#### Aim of the exercise:
Your answer should be one number: how many lines of the records hold the string "products".

"""

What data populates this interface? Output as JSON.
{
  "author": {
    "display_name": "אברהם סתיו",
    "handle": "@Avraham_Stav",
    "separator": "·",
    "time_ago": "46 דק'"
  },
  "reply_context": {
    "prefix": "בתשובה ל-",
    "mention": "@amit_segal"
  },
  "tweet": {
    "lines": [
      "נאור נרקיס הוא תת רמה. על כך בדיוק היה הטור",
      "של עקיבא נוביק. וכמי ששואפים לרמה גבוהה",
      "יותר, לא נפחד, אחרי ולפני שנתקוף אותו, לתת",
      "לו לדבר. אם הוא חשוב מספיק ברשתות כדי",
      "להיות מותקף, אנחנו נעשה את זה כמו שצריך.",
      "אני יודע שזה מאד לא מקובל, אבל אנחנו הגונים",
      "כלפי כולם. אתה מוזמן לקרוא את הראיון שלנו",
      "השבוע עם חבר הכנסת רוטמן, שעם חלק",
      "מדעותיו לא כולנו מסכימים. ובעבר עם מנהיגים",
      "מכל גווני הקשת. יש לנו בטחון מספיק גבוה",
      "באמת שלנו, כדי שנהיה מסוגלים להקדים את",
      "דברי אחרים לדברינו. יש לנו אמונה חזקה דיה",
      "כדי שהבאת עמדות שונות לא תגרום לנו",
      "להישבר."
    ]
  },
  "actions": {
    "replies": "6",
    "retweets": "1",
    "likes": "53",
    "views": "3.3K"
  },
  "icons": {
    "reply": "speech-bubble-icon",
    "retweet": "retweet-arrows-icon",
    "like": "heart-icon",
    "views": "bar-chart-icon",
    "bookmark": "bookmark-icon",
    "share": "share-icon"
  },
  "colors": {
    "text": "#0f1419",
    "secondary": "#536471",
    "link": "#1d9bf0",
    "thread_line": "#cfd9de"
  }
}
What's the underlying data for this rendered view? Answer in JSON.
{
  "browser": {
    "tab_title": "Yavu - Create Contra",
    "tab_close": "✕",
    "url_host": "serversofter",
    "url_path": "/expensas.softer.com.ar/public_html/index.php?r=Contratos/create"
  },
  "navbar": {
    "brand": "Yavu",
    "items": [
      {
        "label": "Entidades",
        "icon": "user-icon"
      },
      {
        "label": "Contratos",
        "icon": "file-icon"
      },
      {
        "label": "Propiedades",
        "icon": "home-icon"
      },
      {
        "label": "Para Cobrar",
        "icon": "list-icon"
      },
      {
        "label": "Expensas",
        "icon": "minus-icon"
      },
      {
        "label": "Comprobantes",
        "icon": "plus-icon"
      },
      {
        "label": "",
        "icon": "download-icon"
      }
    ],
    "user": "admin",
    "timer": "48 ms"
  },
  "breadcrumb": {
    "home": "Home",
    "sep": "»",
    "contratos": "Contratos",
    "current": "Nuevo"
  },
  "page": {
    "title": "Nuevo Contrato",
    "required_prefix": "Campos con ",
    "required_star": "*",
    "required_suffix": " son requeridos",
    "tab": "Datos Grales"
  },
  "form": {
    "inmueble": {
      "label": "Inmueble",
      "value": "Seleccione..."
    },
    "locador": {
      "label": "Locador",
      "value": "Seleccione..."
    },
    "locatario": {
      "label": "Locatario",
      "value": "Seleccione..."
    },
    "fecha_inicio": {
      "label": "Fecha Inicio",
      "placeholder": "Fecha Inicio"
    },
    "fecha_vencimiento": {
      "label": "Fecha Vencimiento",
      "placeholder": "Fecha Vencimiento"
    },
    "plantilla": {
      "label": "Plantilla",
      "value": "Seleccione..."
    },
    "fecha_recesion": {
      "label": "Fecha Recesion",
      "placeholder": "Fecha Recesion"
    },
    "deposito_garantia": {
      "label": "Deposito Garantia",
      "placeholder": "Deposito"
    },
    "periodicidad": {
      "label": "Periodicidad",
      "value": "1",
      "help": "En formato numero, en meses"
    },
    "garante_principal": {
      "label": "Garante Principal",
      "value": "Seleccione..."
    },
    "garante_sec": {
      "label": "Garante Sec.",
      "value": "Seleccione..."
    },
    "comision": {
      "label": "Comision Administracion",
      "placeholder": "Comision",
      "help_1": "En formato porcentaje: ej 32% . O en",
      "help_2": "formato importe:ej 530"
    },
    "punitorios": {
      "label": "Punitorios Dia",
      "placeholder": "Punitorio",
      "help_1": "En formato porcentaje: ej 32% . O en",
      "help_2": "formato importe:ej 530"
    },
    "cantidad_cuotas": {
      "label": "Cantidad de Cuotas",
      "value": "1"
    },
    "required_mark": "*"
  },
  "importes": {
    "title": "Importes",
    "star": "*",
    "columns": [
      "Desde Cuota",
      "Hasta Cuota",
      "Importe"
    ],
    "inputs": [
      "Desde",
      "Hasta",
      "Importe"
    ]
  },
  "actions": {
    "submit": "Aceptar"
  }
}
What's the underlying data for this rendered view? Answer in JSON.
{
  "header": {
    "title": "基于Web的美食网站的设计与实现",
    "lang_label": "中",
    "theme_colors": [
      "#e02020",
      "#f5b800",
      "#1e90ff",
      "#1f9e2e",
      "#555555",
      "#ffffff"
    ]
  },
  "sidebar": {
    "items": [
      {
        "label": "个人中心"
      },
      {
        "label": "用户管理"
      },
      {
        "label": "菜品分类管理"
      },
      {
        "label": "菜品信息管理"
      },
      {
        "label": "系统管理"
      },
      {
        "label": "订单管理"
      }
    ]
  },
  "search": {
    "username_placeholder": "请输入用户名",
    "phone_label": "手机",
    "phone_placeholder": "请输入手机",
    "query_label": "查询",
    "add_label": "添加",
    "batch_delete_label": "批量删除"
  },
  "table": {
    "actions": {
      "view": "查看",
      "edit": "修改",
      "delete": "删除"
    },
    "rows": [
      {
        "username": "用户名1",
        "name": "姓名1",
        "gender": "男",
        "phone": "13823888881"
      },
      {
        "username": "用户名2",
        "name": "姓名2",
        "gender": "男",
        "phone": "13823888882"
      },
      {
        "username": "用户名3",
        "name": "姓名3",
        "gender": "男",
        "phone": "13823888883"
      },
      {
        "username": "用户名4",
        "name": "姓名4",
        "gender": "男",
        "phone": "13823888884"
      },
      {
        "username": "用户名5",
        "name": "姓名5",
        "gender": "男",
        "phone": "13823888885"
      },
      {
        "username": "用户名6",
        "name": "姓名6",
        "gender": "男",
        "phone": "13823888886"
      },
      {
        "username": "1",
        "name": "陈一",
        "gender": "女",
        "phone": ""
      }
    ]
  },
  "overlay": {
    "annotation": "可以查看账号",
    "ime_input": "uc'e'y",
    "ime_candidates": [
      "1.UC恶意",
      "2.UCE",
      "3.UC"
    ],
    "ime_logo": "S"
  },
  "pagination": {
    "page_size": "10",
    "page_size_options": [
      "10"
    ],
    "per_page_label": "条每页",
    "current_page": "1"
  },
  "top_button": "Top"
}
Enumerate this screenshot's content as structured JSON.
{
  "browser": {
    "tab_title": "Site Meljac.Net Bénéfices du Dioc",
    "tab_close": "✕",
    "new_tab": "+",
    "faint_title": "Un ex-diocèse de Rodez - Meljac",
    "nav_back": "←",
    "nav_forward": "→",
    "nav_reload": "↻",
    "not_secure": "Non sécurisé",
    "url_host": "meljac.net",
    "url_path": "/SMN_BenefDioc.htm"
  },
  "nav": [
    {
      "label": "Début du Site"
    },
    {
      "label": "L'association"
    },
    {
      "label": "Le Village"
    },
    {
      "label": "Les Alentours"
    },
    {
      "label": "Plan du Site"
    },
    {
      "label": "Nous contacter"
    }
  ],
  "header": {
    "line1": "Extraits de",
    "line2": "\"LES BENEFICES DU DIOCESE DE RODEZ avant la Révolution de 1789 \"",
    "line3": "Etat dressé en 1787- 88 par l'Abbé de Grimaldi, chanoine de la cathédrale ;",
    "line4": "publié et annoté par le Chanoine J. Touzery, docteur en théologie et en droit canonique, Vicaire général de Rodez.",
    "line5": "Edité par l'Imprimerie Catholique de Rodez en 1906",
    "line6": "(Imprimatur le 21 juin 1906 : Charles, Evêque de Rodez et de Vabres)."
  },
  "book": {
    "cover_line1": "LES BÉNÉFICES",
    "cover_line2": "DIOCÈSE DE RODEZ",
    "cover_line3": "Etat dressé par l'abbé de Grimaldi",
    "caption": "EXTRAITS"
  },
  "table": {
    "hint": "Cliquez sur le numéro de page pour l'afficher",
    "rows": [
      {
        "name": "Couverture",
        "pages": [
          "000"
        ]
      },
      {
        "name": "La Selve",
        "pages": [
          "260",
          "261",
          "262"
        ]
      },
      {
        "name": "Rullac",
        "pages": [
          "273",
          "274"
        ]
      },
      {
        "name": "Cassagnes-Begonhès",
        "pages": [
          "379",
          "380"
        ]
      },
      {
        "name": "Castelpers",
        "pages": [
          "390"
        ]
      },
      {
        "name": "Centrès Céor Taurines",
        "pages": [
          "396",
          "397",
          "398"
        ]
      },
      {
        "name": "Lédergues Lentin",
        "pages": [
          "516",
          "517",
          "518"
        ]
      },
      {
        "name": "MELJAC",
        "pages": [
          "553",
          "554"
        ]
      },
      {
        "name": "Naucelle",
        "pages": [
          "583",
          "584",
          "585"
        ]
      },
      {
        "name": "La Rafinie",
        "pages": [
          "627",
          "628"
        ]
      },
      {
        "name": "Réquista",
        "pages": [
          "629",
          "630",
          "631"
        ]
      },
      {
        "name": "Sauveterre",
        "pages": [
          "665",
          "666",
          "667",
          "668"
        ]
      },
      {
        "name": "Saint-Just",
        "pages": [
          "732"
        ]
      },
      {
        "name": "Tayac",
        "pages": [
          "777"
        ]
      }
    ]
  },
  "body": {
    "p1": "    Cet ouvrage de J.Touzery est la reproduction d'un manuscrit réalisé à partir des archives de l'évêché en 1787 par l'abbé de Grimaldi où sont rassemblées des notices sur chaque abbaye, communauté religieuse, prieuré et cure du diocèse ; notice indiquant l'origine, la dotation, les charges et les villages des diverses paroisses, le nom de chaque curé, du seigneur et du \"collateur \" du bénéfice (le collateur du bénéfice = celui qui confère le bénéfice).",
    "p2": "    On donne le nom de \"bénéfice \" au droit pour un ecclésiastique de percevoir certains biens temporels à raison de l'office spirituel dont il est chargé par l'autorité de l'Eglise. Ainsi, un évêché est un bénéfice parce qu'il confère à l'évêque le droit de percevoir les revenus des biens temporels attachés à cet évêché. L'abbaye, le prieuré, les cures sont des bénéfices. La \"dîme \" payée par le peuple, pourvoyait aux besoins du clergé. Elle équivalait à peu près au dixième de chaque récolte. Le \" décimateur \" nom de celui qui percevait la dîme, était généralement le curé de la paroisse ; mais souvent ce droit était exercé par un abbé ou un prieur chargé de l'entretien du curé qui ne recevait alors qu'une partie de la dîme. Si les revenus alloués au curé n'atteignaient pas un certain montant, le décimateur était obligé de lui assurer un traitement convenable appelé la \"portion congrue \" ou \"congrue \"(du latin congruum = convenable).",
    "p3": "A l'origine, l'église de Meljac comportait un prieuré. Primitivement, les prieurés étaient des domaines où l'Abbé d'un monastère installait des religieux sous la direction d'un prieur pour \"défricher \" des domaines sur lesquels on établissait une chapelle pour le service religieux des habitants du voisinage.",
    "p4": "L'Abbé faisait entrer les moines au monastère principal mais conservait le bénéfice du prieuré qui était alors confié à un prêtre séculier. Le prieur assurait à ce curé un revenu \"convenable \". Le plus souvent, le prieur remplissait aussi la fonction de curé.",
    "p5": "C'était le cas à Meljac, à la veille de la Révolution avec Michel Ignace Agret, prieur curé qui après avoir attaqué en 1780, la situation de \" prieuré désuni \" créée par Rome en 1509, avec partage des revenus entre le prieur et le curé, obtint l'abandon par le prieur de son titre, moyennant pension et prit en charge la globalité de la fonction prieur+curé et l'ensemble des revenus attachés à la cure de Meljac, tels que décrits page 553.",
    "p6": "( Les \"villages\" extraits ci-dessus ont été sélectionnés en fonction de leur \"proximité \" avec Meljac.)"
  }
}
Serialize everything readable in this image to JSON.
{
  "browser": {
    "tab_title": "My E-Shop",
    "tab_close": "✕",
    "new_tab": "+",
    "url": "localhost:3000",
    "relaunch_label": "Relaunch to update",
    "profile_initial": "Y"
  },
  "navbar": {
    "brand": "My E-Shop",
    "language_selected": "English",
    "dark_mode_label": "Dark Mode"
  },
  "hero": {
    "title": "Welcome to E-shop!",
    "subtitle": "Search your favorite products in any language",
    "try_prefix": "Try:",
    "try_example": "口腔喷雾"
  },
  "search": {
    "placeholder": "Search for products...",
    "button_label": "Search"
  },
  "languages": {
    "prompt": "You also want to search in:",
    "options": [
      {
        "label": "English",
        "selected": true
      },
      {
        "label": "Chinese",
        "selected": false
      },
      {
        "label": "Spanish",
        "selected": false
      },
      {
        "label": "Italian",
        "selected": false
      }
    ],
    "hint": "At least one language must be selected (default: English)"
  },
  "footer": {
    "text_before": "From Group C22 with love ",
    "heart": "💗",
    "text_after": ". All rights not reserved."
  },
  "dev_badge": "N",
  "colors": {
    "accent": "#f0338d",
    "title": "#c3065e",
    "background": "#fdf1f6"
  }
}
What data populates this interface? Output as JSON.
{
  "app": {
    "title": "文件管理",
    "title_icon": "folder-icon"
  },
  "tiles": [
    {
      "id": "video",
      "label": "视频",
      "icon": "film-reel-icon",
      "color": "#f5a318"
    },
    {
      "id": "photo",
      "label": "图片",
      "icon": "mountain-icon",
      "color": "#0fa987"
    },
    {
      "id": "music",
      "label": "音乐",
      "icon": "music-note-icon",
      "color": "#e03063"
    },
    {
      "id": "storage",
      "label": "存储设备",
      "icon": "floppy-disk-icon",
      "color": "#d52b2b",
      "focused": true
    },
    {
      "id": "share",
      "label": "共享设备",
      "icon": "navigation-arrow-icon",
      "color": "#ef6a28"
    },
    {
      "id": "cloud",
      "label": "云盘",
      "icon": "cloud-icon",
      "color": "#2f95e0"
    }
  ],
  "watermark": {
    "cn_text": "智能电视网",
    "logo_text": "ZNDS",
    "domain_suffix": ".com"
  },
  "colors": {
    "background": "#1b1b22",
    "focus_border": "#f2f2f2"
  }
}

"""

#### Task response:
2